(Page and application data records)
□ □ □

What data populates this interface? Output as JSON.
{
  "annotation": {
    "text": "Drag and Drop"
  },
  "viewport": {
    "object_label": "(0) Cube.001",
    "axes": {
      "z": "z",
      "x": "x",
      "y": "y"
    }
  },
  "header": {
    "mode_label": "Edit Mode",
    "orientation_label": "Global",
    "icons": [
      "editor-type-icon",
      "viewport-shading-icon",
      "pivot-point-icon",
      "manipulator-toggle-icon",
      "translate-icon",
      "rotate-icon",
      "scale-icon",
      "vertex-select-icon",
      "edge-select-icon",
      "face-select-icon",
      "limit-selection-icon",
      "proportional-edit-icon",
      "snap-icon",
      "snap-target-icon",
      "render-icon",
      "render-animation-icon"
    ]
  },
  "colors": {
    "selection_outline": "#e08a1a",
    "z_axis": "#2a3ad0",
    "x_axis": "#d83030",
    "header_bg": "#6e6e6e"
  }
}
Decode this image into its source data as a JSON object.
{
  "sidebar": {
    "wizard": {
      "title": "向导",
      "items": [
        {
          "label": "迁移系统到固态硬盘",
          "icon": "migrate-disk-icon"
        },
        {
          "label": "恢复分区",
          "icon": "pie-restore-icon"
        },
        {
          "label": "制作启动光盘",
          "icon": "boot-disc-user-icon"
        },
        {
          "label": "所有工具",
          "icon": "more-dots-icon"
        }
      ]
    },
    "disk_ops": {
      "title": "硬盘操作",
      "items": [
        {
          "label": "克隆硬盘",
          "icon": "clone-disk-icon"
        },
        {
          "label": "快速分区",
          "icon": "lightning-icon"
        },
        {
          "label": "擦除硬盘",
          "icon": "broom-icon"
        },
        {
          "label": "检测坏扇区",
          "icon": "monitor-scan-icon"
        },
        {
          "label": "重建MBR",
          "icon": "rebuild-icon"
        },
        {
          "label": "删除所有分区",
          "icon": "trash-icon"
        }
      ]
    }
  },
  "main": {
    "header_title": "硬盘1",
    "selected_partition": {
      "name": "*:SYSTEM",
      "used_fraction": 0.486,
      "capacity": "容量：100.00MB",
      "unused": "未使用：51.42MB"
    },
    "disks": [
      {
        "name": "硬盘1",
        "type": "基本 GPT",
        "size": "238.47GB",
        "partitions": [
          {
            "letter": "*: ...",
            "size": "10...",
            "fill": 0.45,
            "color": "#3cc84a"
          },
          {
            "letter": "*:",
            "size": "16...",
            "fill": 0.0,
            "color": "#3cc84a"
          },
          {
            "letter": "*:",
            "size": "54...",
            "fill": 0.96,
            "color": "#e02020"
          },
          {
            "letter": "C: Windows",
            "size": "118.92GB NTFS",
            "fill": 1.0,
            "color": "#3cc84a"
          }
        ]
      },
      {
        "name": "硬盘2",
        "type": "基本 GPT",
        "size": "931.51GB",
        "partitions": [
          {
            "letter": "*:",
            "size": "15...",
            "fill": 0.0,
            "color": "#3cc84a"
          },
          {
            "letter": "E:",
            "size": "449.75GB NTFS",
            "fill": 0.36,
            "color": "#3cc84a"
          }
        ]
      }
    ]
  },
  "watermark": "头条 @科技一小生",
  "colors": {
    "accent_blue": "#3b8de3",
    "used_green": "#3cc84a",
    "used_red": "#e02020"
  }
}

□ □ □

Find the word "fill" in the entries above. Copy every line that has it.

Problem solution:
            "fill": 0.45,
            "fill": 0.0,
            "fill": 0.96,
            "fill": 1.0,
            "fill": 0.0,
            "fill": 0.36,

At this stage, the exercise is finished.